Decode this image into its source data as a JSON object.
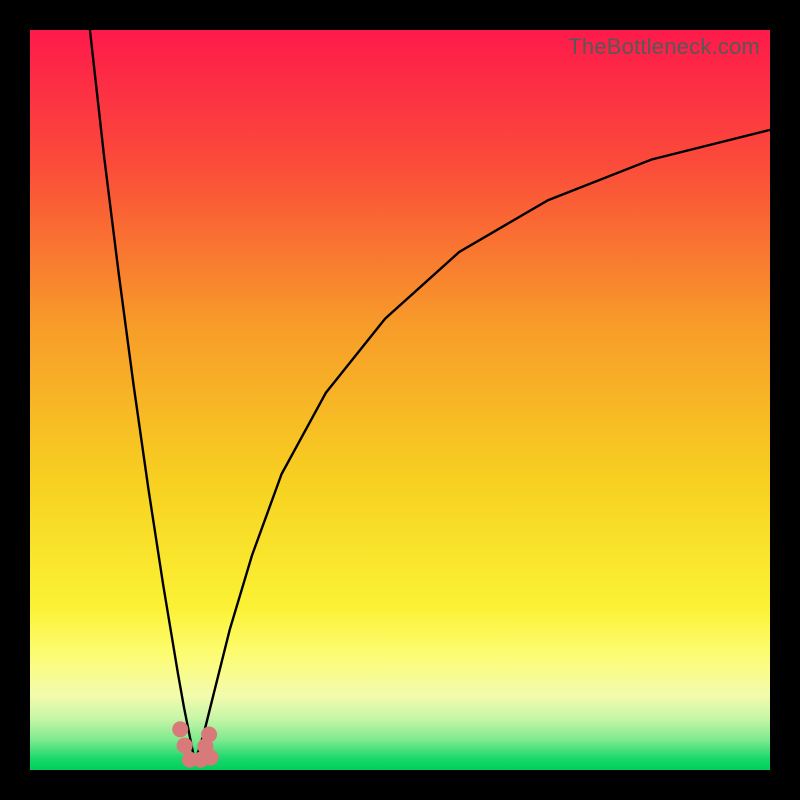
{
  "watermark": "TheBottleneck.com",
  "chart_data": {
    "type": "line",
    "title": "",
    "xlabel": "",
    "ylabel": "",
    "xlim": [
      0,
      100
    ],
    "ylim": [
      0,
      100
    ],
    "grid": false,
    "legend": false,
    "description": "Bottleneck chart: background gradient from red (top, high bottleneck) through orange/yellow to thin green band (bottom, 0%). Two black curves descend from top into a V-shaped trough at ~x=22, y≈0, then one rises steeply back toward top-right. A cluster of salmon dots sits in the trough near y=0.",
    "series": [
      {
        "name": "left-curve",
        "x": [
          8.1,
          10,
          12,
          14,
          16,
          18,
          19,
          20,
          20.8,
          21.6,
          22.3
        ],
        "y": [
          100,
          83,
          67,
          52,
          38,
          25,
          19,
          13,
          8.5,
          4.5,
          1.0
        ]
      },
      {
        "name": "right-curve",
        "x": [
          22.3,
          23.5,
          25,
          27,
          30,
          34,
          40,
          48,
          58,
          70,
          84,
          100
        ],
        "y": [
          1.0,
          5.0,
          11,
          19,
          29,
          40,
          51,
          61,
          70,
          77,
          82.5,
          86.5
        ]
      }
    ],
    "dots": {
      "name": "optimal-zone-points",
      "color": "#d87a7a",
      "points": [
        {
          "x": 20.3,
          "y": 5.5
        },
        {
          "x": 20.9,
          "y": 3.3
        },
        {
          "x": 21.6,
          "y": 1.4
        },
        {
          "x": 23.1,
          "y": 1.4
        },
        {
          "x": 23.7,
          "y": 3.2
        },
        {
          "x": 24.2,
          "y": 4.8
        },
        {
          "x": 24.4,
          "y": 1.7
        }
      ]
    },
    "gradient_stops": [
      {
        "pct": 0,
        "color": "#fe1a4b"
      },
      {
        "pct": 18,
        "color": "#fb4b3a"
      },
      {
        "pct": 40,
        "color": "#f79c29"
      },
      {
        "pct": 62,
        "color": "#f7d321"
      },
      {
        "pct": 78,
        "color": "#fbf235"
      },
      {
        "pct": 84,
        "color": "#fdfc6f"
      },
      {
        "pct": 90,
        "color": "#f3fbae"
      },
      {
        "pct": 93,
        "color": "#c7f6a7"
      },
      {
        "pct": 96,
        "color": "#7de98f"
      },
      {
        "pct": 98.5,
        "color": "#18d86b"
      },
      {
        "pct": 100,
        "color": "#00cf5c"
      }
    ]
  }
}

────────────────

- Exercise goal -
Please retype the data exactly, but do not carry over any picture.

- Output -
Decode this image into its source data as a JSON object.
{
  "watermark": "TheBottleneck.com",
  "chart_data": {
    "type": "line",
    "title": "",
    "xlabel": "",
    "ylabel": "",
    "xlim": [
      0,
      100
    ],
    "ylim": [
      0,
      100
    ],
    "grid": false,
    "legend": false,
    "description": "Bottleneck chart: background gradient from red (top, high bottleneck) through orange/yellow to thin green band (bottom, 0%). Two black curves descend from top into a V-shaped trough at ~x=22, y≈0, then one rises steeply back toward top-right. A cluster of salmon dots sits in the trough near y=0.",
    "series": [
      {
        "name": "left-curve",
        "x": [
          8.1,
          10,
          12,
          14,
          16,
          18,
          19,
          20,
          20.8,
          21.6,
          22.3
        ],
        "y": [
          100,
          83,
          67,
          52,
          38,
          25,
          19,
          13,
          8.5,
          4.5,
          1.0
        ]
      },
      {
        "name": "right-curve",
        "x": [
          22.3,
          23.5,
          25,
          27,
          30,
          34,
          40,
          48,
          58,
          70,
          84,
          100
        ],
        "y": [
          1.0,
          5.0,
          11,
          19,
          29,
          40,
          51,
          61,
          70,
          77,
          82.5,
          86.5
        ]
      }
    ],
    "dots": {
      "name": "optimal-zone-points",
      "color": "#d87a7a",
      "points": [
        {
          "x": 20.3,
          "y": 5.5
        },
        {
          "x": 20.9,
          "y": 3.3
        },
        {
          "x": 21.6,
          "y": 1.4
        },
        {
          "x": 23.1,
          "y": 1.4
        },
        {
          "x": 23.7,
          "y": 3.2
        },
        {
          "x": 24.2,
          "y": 4.8
        },
        {
          "x": 24.4,
          "y": 1.7
        }
      ]
    },
    "gradient_stops": [
      {
        "pct": 0,
        "color": "#fe1a4b"
      },
      {
        "pct": 18,
        "color": "#fb4b3a"
      },
      {
        "pct": 40,
        "color": "#f79c29"
      },
      {
        "pct": 62,
        "color": "#f7d321"
      },
      {
        "pct": 78,
        "color": "#fbf235"
      },
      {
        "pct": 84,
        "color": "#fdfc6f"
      },
      {
        "pct": 90,
        "color": "#f3fbae"
      },
      {
        "pct": 93,
        "color": "#c7f6a7"
      },
      {
        "pct": 96,
        "color": "#7de98f"
      },
      {
        "pct": 98.5,
        "color": "#18d86b"
      },
      {
        "pct": 100,
        "color": "#00cf5c"
      }
    ]
  }
}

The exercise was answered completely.